Based on the position of centromere, chromosomes are called telocentric (terminal centromere), Acrocentric (terminal centromere capped by telomere), Sub metacentric (centromere subterminal) and Metacentric (centromere median). The eukaryotic chromosomes may be rod shaped (telocentric and acrocentric), L-shaped (sub-metacentric) and V-shaped (metacentric) (Figure 6.27).
Telomere is the terminal part of chromosome. It offers stability to the chromosome. DNA of the telomere has specific sequence of nucleotides. Telomere in all eukaryotes are composed of many repeats of short DNA sequences (5’TTAGGG3’ sequence in Neurospora crassa and human beings). Maintenance of telomeres appears to be an important factor in determining the life span and reproductive capacity of cells so studies of telomeres and telomerase have the promise of providing new insights into conditions such as ageing and cancer. Telomeres prevents the fusion of chromosomal ends with one another.
Holocentric chromosomes have centromere activity distributed along the whole surface of the chromosome during mitosis. Holocentric condition can be seen in Caenorhabditis elegans (nematode) and many insects. There are three types of centromere in eukaryotes. They are as follows:
Point centromere: the type of centromere in which the kinetochore is assembled as a result of protein recognition of specific DNA sequences. Kinetochores assembled on point centromere bind a single microtubule. It is also called as localized centromere. It occurs in budding yeasts
Regional centromere: In regional centromere where the kinetochore is assembled on a variable array of repeated DNA sequences. Kinetochore assembled on regional centromeres bind multiple microtubules. It occurs in fission yeast cell, humans and so on.
Holocentromere- The microtubules bind all along the mitotic chromosome. Example: Caenorhabditis elegans (nematode) and many insects.
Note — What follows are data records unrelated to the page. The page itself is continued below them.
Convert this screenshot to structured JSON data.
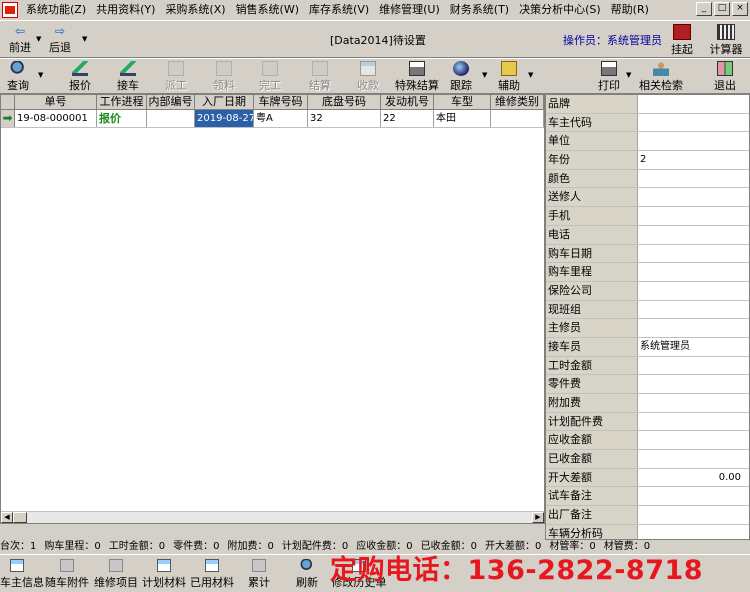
{
  "menubar": {
    "items": [
      "系统功能(Z)",
      "共用资料(Y)",
      "采购系统(X)",
      "销售系统(W)",
      "库存系统(V)",
      "维修管理(U)",
      "财务系统(T)",
      "决策分析中心(S)",
      "帮助(R)"
    ],
    "window_buttons": [
      "_",
      "□",
      "×"
    ]
  },
  "toolbar1": {
    "prev_label": "前进",
    "back_label": "后退",
    "title": "[Data2014]待设置",
    "operator": "操作员：系统管理员",
    "hang_label": "挂起",
    "calculator_label": "计算器"
  },
  "toolbar2": {
    "tools": [
      {
        "label": "查询",
        "icon": "search-icon",
        "enabled": true
      },
      {
        "label": "报价",
        "icon": "quote-icon",
        "enabled": true
      },
      {
        "label": "接车",
        "icon": "receive-car-icon",
        "enabled": true
      },
      {
        "label": "派工",
        "icon": "dispatch-icon",
        "enabled": false
      },
      {
        "label": "领料",
        "icon": "pick-material-icon",
        "enabled": false
      },
      {
        "label": "完工",
        "icon": "complete-icon",
        "enabled": false
      },
      {
        "label": "结算",
        "icon": "settle-icon",
        "enabled": false
      },
      {
        "label": "收款",
        "icon": "receipt-icon",
        "enabled": false
      },
      {
        "label": "特殊结算",
        "icon": "printer-icon",
        "enabled": true
      },
      {
        "label": "跟踪",
        "icon": "globe-icon",
        "enabled": true
      },
      {
        "label": "辅助",
        "icon": "folder-icon",
        "enabled": true
      },
      {
        "label": "打印",
        "icon": "printer-icon",
        "enabled": true
      },
      {
        "label": "相关检索",
        "icon": "person-search-icon",
        "enabled": true
      },
      {
        "label": "退出",
        "icon": "exit-icon",
        "enabled": true
      }
    ]
  },
  "grid": {
    "columns": [
      "单号",
      "工作进程",
      "内部编号",
      "入厂日期",
      "车牌号码",
      "底盘号码",
      "发动机号",
      "车型",
      "维修类别"
    ],
    "rows": [
      {
        "order_no": "19-08-000001",
        "progress": "报价",
        "internal_no": "",
        "entry_date": "2019-08-27",
        "plate": "粤A",
        "chassis": "32",
        "engine": "22",
        "model": "本田",
        "repair_type": ""
      }
    ]
  },
  "properties": [
    {
      "label": "品牌",
      "value": ""
    },
    {
      "label": "车主代码",
      "value": ""
    },
    {
      "label": "单位",
      "value": ""
    },
    {
      "label": "年份",
      "value": "2"
    },
    {
      "label": "颜色",
      "value": ""
    },
    {
      "label": "送修人",
      "value": ""
    },
    {
      "label": "手机",
      "value": ""
    },
    {
      "label": "电话",
      "value": ""
    },
    {
      "label": "购车日期",
      "value": ""
    },
    {
      "label": "购车里程",
      "value": ""
    },
    {
      "label": "保险公司",
      "value": ""
    },
    {
      "label": "现班组",
      "value": ""
    },
    {
      "label": "主修员",
      "value": ""
    },
    {
      "label": "接车员",
      "value": "系统管理员"
    },
    {
      "label": "工时金额",
      "value": ""
    },
    {
      "label": "零件费",
      "value": ""
    },
    {
      "label": "附加费",
      "value": ""
    },
    {
      "label": "计划配件费",
      "value": ""
    },
    {
      "label": "应收金额",
      "value": ""
    },
    {
      "label": "已收金额",
      "value": ""
    },
    {
      "label": "开大差额",
      "value": "0.00"
    },
    {
      "label": "试车备注",
      "value": ""
    },
    {
      "label": "出厂备注",
      "value": ""
    },
    {
      "label": "车辆分析码",
      "value": ""
    }
  ],
  "statusbar": [
    "台次：1",
    "购车里程：0",
    "工时金额：0",
    "零件费：0",
    "附加费：0",
    "计划配件费：0",
    "应收金额：0",
    "已收金额：0",
    "开大差额：0",
    "材管率：0",
    "材管费：0"
  ],
  "bottombar": {
    "buttons": [
      "车主信息",
      "随车附件",
      "维修项目",
      "计划材料",
      "已用材料",
      "累计",
      "刷新",
      "修改历史单"
    ]
  },
  "advert": "定购电话：136-2822-8718",
  "colors": {
    "progress_status": "#1b8a1b",
    "selection": "#2b5fa8",
    "advert": "#e8171d",
    "operator": "#0000a0"
  }
}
Based on the functions of chromosome it can be divided into autosomes and sex chromosomes.
Autosomes are present in all cells controlling somatic characteristics of an organism. In human diploid cell, 44 chromosomes are autosomes whereas two are sex chromosomes. Sex chromosomes are involved in the determination of sex.
Special types of chromosomes are found only in certain special tissues. These chromosomes are larger in size and are called giant chromosomes in certain plants and they are found in the suspensors of the embryo. The polytene chromosome and lamp brush chromosome occur in animals and are also called as giant chromosomes.
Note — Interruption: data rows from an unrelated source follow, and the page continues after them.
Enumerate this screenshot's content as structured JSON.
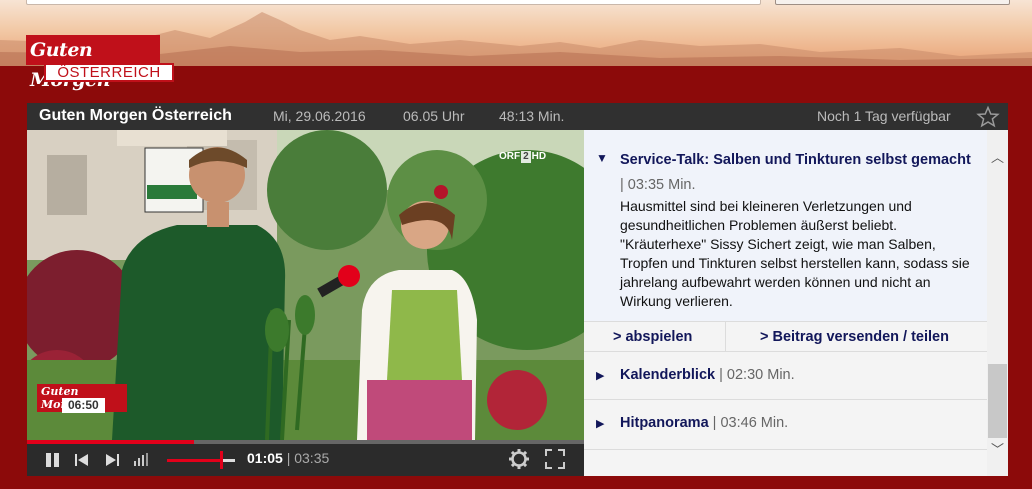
{
  "logo": {
    "line1": "Guten Morgen",
    "line2": "ÖSTERREICH"
  },
  "info_bar": {
    "title": "Guten Morgen Österreich",
    "date": "Mi, 29.06.2016",
    "time": "06.05 Uhr",
    "duration": "48:13 Min.",
    "availability": "Noch 1 Tag verfügbar"
  },
  "video": {
    "channel_badge": [
      "ORF",
      "2",
      "HD"
    ],
    "overlay_title": "Guten Morgen",
    "overlay_clock": "06:50"
  },
  "controls": {
    "current_time": "01:05",
    "separator": "|",
    "total_time": "03:35",
    "progress": 0.3,
    "volume": 0.8
  },
  "playlist": {
    "active": {
      "title": "Service-Talk: Salben und Tinkturen selbst gemacht",
      "duration": "| 03:35 Min.",
      "description": "Hausmittel sind bei kleineren Verletzungen und gesundheitlichen Problemen äußerst beliebt. \"Kräuterhexe\" Sissy Sichert zeigt, wie man Salben, Tropfen und Tinkturen selbst herstellen kann, sodass sie jahrelang aufbewahrt werden können und nicht an Wirkung verlieren.",
      "play_label": "> abspielen",
      "share_label": "> Beitrag versenden / teilen"
    },
    "items": [
      {
        "title": "Kalenderblick",
        "duration": "| 02:30 Min."
      },
      {
        "title": "Hitpanorama",
        "duration": "| 03:46 Min."
      }
    ]
  },
  "colors": {
    "brand_red": "#c0101a",
    "accent_red": "#e2001a",
    "link_navy": "#12175a",
    "page_bg": "#8c0a0a"
  }
}
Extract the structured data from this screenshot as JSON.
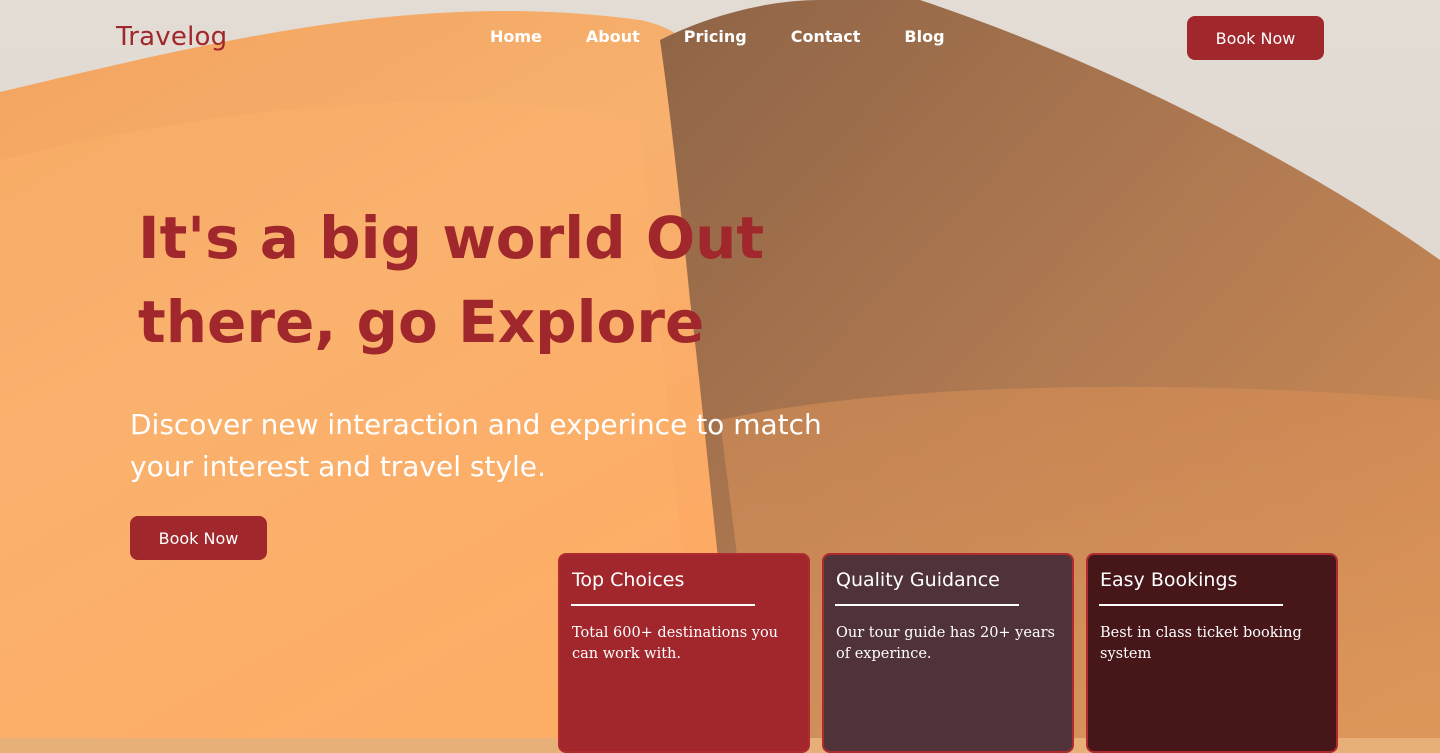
{
  "header": {
    "logo": "Travelog",
    "nav": [
      "Home",
      "About",
      "Pricing",
      "Contact",
      "Blog"
    ],
    "cta_label": "Book Now"
  },
  "hero": {
    "title": "It's a big world Out there, go Explore",
    "subtitle": "Discover new interaction and experince to match your interest and travel style.",
    "cta_label": "Book Now"
  },
  "features": [
    {
      "title": "Top Choices",
      "text": "Total 600+ destinations you can work with."
    },
    {
      "title": "Quality Guidance",
      "text": "Our tour guide has 20+ years of experince."
    },
    {
      "title": "Easy Bookings",
      "text": "Best in class ticket booking system"
    }
  ],
  "colors": {
    "brand": "#a0272c",
    "card_1": "#a1272c",
    "card_2": "#503338",
    "card_3": "#461619",
    "text_light": "#ffffff"
  }
}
Polytene chromosomes observed in the salivary glands of Drosophila (fruit fly) by C.G. Balbiani in 1881. In larvae of many flies, midges (Dipthera) and some insects the interphase chromosomes duplicates and reduplicates without nuclear division. A single chromosome which is present in multiple copies form a structure called polytene chromosome which can be seen in light microscope. They are genetically active. There is a distinct alternating dark bands and light inter-bands. About 95% of DNA are present in bands and 5% in inter-bands. The polytene chromosome has extremely large puff called Balbiani rings which is seen in Chironomous larvae. It is also known as chromosomal puff. Puffing of bands are the sites of intense RNA synthesis. As this chromosome occurs in the salivary gland it is known as salivary gland chromosomes. Polyteny is achieved by repeated replication of chromosomal DNA several times without nuclear division and the daughter chromatids aligned side by side and do not separate (called endomitosis). Gene expression, transcription of genes and RNA synthesis occurs in the bands along the polytene chromosomes. Maternal and paternal homologues remain associated side by side is called somatic pairing.
Lampbrush chromosomes occur at the diplotene stage of first meiotic prophase in oocytes of an animal Salamandar and in giant nucleus of the unicellular alga Acetabularia. It was first observed by Flemming in 1882. The highly condensed chromosome forms the chromosomal axis, from which lateral loops of DNA extend as a result of intense RNA synthesis.